[This was originally posted on the Covenant Presbyterian Church, Nashville blog on 18 November 2011]
Sometimes our form of worship can be hard to understand and follow. I was reminded of this again recently when I sat next to a woman visiting for the baptism of her friend’s little boy. She often seemed caught off guard that we were all standing up, then noticed too late that we were all opening our hymnals, to which page she wasn’t sure. Throughout the service I ended up handing her my hymnal and opening another. The problem was not with our worship,, but simply that it was new to her.
The form of our worship may not be new to you, but do you understand what we are doing and why it matters? Last time we discussed the format of the service. It is a conversation between God and us, His people. The conversation consists of his declaration of the gospel to us and our songs and prayers and confessions in joyful response. In this post I want to turn our attention to the fact that worship requires our participation.
This may seem obvious. After all, it’s called “worship”, which is ours to do. However, there is more to it than simply going through the motions. Here are three ways that we participate meaningfully.
With Our Voices
Throughout the service there are plenty of spoken parts for the congregation. We sing, confess sin, read responsively, recite creeds and even pray as we recite the Lord’s Prayer corporately. It’s important that we all participate in this: men, women, and children. All our voices should be lifted up. These elements are nothing less than a declaration of praise to our God! And because we are not gnostics – that is, we believe that God has created us body and soul and is redeeming us body and soul – we worship with both body and soul. This is why posture matters in worship: standing, sitting, kneeling, hands held out to receive the benediction. This is why worship appeals to all five senses – especially during the Supper when smell and taste and touch are included. In this same way, engaging in the worship of our God through the lifting up of our voices matters. And even more so, since it is by our voices that the Word of God goes forth.

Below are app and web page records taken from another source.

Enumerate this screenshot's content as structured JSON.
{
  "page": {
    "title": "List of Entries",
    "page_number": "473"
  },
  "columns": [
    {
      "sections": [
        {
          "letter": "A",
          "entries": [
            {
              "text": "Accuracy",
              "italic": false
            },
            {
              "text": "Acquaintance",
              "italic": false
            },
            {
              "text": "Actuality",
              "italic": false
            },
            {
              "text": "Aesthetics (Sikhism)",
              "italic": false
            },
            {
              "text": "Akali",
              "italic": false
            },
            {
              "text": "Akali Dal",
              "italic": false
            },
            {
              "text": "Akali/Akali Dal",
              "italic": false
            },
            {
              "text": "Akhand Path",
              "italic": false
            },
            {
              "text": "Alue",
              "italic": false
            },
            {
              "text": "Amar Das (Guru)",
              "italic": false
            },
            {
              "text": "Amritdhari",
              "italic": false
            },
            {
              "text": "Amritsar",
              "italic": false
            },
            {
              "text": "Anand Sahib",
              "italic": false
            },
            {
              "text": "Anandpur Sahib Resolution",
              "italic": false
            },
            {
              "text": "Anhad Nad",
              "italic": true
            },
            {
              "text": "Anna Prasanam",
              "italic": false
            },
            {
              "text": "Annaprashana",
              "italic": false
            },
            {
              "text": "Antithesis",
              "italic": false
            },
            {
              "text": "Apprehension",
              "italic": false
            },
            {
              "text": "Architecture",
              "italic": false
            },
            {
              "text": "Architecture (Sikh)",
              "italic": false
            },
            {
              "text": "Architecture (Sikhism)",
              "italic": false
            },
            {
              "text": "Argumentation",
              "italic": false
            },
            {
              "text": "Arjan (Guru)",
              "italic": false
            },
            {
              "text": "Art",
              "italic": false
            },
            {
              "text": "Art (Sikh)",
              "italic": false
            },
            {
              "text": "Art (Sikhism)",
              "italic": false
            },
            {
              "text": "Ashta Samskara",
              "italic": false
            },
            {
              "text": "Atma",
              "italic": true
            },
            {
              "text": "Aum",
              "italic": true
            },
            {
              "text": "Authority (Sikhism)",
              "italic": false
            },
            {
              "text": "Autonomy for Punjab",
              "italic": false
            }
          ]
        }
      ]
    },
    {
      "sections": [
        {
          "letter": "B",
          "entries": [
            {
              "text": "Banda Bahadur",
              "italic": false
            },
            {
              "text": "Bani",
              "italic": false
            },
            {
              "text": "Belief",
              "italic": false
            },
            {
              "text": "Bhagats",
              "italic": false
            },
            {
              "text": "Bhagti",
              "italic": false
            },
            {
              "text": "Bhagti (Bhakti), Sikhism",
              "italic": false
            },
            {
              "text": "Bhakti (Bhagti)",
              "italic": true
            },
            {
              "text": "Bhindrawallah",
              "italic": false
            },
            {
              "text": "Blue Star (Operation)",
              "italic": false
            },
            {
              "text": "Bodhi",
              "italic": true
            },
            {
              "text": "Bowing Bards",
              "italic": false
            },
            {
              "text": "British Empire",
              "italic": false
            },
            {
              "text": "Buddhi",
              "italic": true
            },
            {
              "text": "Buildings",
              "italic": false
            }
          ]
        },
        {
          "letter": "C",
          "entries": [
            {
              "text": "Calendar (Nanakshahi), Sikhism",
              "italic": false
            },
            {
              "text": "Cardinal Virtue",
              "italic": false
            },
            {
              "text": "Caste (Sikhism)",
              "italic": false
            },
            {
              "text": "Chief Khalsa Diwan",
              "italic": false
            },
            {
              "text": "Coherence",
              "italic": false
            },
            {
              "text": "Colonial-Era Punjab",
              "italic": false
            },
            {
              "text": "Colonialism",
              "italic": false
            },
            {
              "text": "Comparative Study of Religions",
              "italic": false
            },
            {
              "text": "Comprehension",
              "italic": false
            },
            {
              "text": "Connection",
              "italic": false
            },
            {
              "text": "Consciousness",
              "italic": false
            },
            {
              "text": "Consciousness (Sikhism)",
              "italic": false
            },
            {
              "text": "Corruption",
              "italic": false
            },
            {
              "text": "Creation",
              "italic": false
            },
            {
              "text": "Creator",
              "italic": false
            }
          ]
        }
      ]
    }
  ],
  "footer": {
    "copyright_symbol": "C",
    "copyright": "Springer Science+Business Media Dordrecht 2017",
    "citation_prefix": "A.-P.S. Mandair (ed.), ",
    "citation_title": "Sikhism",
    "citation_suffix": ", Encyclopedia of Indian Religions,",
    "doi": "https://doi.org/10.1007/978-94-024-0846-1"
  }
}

With Our Minds
Even as we speak we are to be engaged thoughtfully. Do you ever think carefully about the words of the hymns we sing and what they mean? Do you ever listen to the amazing gospel as it is declared in the Apostles’ Creed? Does it ever humble you profoundly when you open your mouth and address the Creator and Judge of all things as “Our Father”? But it is not merely when we speak that we are to be thoughtfully engaged. It is true even when we listen. Does the pronunciation of the assurance of pardon ever give you great relief? Are you actively listening during the sermon to hear the indicatives of the gospel and the imperatives of the kingdom so that the Spirit may apply them to your heart? If you come into worship prepared, both conscious of your sin and your need of a Savior, and ready to be reminded that Christ is the salvation of God, then you will find yourself weeping for joy and relief.
With Our Hearts
And it is when we experience the shame of our sin and the thrills, and relief, and joy of the gospel, moved to shout and to sing ever louder and, yes, even to weep, that our worship moves from the ear, through the mind, to the heart. True worship is emotional. It does not start with emotion, as if emotion was the point of worship. And it is not a contrived emotion, caused by a direct appeal to the heart which bypasses the mind. It is the effect of the gospel rightly understood and experienced. And this emotion properly sourced in the knowledge of God elevates our worship to even greater heights, as we cannot help but shout for joy to the Lord.
It is when we actively participate in worship that we not only worship well, but we are transformed in the process, conforming more and more to the image of Christ. And greater and greater participation resounds to the glory of God, fulfilling our created purpose: To glorify God and enjoy Him forever.